“And I no longer feel shame for mistakes I’ve made. They are part of my story and it’s made me a more empathetic person.”
Stacy J. a producer in her mid-50s says that time wasn’t on her side.
“I wish I would have spent more time playing with my child when she was younger. I was in school full-time and working and taking care of my sick sister and busy being poor.”
She realizes that kids grow up so quickly, but didn’t realize it then.
“I really wish I would have put things aside and had more birthday tea parties for her stuffed animals with her.”
“I was always self-conscious and decided before I hit 20 that I don’t dance,” says Laurel V., in her early 50s. “And while I stayed on the sidelines at parties, other people expressed themselves and moved to the music.”
Laurel feels she shouldn’t have been so concerned.
“I tell my kids, if I could rewind, I would dance so much, and not care what people thought… they probably weren’t even looking at me anyway.”
Rajean B., a PR consultant in her early 50s is no longer uber-focused on her looks.
“In my 20s and 30s, my career as a company spokesperson put me in front of the camera and I rarely passed a mirror without fixing my hair, checking my teeth, reapplying lipstick. I lost sleep over the times I caught a glimpse of a double chin while talking or laughing.”
Rajean has realized what truly matters goes beyond the outside.
“My husband and my friends accept and love me for who I am and not how I look at any given moment. I like focusing on my inner beauty and strength.”
“I would breathe before I react and understand that I don’t have to have an opinion on everything,” says Beth W., in her late 50s, who used to hold a high-pressure job for a large training organization.
“If I felt at risk of being left out, or misunderstood, I would shut down or fight to be heard. It was so stressful that I ended up getting ill, with shingles, which forced me to face my fears.”

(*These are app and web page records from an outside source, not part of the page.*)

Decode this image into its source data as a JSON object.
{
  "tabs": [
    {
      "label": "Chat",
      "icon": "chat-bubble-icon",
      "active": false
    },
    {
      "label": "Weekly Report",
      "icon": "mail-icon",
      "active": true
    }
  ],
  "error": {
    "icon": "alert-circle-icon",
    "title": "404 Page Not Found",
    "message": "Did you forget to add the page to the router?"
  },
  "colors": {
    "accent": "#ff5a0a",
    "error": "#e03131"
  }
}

“What I’ve learned is that I can insert grace into any situation by simply taking a breath, and grounding myself by placing my feet on the floor, so it slows down the adrenaline and cortisol racing through my system.”
Beth says doing this has reduced drama, chaos, and conflict in her life and deepened her relationships.
Nina A., turning 50 in a few months says, “I was disposable to the people I worked for. I didn’t realize it at the time, but I want younger people to understand so they don’t make the same mistakes.”
“I dated an older professor when I was in college. He had a lot of paid speaking engagements at international universities, and they paid for his stay, too. He invited me to join him on incredible trips to Bali, Java, China, Thailand. But I had a job, and couldn’t go.”
“One of the times I bucked being a ‘good worker’ was when I called off work to go to the grand opening of the Rock and Roll Hall of Fame. I got in a lot of trouble at my job. But guess what? The department still managed to function.”
There will be times you need more than advice to overcome personal struggles. Sometimes, the answer is just time — enough time to outlive the struggles in your 20s and 30s so you’ve developed the mettle to balance the challenges that come in your 50s and beyond.
Perhaps, celebrity chef, Cat Cora, in her early 50s, best sums up the struggle of youth and the wisdom of that rearview: “If I could do it differently, I would take a pause more often and enjoy the ride. When you’re younger, your angst and desire to have it all creates an imbalance,” she tells us.
“With maturity, I have been able to have a calmness and peaceful empowerment in all areas of my life.”
Estelle Erasmus is an award-winning journalist, writing coach, and former magazine editor-in-chief. She hosts and curates the ASJA Direct podcast and teaches pitching and personal essay writing for Writer’s Digest. Her articles and essays have been published in the New York Times, The Washington Post, Family Circle, Brain, Teen, Your Teen for Parents, and more. See her writing tips and editor interviews at EstelleSErasmus.com and follow her on Twitter, Facebook, and Instagram.